### DATA FOR THE TASK
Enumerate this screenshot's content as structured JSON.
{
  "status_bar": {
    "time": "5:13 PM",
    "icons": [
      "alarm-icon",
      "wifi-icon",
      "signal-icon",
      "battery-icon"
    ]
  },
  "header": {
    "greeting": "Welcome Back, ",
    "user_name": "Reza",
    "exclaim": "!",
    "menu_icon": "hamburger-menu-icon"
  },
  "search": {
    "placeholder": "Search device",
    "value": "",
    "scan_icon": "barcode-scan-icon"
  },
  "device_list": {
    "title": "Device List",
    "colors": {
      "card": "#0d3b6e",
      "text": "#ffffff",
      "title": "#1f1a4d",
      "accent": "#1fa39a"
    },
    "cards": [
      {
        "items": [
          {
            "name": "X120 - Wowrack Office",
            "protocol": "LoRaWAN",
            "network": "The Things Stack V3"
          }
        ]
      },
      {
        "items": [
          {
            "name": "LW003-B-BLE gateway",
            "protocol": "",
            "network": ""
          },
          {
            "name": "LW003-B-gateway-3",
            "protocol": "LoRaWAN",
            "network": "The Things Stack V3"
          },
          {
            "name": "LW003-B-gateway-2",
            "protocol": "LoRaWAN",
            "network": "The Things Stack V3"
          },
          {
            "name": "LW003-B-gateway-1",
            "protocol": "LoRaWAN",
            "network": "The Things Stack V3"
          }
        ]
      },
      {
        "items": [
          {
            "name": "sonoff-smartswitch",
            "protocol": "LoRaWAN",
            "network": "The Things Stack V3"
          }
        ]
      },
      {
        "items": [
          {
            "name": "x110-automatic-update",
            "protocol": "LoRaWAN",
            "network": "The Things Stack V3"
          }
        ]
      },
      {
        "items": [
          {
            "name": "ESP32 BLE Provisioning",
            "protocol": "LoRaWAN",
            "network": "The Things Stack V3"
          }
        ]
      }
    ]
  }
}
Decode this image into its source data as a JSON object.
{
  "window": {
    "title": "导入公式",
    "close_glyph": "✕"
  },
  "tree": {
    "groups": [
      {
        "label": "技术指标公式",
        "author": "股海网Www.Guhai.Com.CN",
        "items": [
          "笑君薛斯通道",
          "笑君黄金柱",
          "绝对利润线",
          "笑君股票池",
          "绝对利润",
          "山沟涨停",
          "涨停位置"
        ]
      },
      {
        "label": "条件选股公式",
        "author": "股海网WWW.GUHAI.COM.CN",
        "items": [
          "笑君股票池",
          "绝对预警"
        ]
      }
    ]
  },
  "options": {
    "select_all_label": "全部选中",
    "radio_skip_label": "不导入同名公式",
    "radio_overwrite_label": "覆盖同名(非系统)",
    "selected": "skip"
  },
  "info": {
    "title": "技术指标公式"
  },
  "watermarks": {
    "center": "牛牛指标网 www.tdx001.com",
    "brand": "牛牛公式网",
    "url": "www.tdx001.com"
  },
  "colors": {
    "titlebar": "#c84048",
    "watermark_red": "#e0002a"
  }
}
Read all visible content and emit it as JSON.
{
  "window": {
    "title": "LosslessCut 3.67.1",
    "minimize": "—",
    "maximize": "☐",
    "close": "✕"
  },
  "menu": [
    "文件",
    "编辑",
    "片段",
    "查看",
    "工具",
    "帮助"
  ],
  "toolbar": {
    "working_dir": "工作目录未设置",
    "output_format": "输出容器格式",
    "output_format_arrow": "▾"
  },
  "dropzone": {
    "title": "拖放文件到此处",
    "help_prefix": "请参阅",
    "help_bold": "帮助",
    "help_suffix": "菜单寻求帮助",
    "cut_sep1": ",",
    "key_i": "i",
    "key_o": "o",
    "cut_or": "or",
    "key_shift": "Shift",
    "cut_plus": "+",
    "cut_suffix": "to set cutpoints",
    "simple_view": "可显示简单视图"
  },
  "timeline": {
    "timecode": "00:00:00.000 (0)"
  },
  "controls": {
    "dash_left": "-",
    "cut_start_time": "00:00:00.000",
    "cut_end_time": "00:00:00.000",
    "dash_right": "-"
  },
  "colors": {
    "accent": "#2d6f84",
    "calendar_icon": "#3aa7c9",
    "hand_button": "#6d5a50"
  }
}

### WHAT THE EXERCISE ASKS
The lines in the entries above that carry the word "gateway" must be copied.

### WRITTEN SOLUTION
            "name": "LW003-B-BLE gateway",
            "name": "LW003-B-gateway-3",
            "name": "LW003-B-gateway-2",
            "name": "LW003-B-gateway-1",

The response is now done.